Given records:
:::
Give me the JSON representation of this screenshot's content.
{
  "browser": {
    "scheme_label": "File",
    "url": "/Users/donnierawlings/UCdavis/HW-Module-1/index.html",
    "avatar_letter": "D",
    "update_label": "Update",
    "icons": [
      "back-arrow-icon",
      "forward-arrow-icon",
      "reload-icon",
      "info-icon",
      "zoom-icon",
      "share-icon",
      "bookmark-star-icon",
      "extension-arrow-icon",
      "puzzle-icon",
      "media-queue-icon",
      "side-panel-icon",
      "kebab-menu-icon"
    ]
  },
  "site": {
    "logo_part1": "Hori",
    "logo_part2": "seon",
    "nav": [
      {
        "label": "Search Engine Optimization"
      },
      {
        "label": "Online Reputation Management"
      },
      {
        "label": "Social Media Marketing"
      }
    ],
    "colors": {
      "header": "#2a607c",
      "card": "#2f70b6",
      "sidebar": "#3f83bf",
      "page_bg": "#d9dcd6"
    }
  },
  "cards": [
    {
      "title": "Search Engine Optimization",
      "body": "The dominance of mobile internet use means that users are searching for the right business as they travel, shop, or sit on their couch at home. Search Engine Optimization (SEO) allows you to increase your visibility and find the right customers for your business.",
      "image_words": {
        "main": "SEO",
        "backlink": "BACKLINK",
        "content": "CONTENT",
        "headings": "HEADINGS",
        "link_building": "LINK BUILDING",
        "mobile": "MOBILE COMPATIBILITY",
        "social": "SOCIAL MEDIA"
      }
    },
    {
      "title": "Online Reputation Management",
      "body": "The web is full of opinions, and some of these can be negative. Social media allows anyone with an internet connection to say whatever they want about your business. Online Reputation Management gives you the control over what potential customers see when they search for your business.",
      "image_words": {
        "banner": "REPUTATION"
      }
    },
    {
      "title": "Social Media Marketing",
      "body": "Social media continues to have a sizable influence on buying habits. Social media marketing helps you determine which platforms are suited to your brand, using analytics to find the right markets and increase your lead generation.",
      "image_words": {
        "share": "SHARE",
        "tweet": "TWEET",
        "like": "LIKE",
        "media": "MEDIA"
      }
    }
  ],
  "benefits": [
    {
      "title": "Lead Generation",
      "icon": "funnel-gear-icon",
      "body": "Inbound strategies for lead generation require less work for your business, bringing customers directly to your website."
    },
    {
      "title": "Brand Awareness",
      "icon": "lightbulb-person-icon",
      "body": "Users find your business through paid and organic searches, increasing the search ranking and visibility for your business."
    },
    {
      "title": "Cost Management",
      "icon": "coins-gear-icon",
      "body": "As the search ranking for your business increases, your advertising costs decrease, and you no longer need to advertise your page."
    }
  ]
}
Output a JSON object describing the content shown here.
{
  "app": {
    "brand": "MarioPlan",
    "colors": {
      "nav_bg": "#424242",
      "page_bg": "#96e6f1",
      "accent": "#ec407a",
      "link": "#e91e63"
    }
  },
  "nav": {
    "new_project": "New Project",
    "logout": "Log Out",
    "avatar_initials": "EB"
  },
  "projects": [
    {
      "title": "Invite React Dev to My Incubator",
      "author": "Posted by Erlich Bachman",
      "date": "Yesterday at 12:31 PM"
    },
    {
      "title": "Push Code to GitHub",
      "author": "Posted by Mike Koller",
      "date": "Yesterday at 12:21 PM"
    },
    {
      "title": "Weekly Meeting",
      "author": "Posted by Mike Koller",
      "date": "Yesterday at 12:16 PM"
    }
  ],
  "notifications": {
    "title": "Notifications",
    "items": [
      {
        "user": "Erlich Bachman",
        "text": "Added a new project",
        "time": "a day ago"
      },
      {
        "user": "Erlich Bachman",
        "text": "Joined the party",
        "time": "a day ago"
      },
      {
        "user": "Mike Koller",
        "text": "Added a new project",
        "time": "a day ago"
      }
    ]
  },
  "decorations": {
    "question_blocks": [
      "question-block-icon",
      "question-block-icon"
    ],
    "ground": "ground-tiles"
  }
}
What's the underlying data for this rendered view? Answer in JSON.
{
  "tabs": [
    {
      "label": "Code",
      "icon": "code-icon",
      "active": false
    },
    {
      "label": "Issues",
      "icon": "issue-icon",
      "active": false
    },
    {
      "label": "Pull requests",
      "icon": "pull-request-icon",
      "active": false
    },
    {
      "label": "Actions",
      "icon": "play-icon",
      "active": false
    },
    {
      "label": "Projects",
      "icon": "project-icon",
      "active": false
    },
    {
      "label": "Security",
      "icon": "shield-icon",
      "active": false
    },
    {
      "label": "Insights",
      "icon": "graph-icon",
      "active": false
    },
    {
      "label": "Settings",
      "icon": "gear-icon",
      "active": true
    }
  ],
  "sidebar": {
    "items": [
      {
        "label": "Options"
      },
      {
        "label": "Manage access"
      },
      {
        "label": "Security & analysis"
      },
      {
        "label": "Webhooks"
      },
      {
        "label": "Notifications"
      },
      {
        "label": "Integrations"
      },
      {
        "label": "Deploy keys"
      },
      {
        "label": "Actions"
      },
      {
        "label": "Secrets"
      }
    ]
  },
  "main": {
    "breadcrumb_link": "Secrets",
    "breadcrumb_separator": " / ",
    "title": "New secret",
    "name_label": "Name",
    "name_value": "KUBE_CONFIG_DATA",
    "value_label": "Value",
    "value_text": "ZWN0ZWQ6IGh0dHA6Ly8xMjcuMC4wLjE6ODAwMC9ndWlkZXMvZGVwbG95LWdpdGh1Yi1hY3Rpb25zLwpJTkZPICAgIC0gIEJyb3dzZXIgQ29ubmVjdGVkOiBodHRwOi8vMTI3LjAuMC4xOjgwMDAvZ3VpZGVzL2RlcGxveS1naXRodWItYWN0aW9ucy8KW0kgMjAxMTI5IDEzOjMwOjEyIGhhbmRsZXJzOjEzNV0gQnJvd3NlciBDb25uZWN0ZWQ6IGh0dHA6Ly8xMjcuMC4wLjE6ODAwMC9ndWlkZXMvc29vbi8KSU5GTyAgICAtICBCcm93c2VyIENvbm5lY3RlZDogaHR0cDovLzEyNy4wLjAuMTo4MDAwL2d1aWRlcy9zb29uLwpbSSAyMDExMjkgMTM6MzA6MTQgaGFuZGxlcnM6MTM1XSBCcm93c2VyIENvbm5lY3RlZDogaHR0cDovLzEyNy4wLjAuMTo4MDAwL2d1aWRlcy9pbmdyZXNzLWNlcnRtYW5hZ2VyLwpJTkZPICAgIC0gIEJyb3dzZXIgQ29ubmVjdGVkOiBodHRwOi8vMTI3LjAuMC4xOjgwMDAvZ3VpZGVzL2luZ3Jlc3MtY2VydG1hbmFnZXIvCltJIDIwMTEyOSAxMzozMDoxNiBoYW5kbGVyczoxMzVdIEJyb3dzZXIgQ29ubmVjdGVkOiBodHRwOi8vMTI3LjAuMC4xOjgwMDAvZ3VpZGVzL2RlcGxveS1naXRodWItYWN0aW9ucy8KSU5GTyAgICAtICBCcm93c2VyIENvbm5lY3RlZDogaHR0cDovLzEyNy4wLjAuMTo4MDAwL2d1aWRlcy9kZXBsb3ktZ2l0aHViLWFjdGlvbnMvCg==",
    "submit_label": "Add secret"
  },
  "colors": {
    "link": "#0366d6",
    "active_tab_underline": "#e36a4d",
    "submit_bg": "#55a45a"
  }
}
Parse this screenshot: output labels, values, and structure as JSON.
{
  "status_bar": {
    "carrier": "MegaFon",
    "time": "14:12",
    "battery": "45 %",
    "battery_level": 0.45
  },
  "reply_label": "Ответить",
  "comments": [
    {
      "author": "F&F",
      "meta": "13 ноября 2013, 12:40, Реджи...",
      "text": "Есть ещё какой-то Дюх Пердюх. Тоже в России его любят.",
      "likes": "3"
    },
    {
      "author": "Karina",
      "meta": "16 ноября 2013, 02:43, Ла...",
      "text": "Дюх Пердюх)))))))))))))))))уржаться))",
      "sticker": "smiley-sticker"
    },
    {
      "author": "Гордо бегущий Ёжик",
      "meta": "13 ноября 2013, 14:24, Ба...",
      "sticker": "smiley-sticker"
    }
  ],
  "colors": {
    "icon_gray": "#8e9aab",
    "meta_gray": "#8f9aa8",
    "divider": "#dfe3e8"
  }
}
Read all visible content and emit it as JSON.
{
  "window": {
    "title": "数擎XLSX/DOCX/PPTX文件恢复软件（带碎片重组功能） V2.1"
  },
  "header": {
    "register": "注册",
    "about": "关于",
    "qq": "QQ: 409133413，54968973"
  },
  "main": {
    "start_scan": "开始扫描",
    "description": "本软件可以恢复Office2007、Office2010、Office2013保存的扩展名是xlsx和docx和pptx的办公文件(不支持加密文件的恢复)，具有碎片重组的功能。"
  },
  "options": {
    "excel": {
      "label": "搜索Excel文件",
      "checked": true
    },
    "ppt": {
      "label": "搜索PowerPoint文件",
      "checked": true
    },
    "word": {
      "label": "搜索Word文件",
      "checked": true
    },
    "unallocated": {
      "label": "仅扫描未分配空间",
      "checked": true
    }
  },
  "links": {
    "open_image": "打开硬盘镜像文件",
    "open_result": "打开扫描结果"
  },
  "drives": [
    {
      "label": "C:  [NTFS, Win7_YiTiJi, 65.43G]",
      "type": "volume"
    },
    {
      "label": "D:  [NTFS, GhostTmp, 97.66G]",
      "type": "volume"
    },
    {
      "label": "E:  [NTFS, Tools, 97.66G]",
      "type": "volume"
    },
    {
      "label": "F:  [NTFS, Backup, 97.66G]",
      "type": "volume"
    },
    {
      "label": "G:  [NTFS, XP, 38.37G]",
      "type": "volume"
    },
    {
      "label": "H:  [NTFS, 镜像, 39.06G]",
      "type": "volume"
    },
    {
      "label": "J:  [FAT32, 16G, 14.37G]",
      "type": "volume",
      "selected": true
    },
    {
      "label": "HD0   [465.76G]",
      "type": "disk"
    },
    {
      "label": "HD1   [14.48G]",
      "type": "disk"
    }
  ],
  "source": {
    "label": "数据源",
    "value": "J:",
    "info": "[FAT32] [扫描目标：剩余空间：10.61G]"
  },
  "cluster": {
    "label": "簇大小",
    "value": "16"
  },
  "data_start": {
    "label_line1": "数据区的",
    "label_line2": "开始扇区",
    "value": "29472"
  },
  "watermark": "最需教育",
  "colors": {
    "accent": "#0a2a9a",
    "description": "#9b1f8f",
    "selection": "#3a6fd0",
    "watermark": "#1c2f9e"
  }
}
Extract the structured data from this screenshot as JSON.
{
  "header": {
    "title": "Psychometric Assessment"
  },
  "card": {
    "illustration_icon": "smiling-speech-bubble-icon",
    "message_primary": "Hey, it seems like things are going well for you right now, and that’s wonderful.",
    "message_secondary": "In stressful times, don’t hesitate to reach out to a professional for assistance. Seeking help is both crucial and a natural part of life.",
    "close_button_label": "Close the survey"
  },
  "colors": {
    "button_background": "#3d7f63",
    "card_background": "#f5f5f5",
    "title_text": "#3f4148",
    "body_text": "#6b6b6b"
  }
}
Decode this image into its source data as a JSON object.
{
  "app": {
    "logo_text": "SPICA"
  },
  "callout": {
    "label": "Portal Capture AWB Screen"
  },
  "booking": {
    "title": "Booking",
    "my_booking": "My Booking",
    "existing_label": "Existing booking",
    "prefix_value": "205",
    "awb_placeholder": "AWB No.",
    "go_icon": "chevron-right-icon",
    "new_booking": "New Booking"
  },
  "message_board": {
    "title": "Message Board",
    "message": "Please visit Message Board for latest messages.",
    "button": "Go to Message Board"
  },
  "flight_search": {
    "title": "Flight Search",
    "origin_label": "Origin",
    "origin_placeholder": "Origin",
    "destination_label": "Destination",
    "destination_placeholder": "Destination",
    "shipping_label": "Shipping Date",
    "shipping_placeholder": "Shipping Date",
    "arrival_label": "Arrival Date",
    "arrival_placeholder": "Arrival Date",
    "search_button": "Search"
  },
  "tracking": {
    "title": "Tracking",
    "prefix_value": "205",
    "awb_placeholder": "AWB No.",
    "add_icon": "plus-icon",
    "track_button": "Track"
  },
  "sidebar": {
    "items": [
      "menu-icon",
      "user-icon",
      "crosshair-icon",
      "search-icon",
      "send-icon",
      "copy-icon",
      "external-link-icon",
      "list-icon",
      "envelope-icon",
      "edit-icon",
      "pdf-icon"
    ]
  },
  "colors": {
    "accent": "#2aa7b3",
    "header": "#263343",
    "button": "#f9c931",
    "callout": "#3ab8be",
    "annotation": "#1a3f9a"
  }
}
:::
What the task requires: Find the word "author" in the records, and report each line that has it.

Your solution:
      "author": "Posted by Erlich Bachman",
      "author": "Posted by Mike Koller",
      "author": "Posted by Mike Koller",
      "author": "F&F",
      "author": "Karina",
      "author": "Гордо бегущий Ёжик",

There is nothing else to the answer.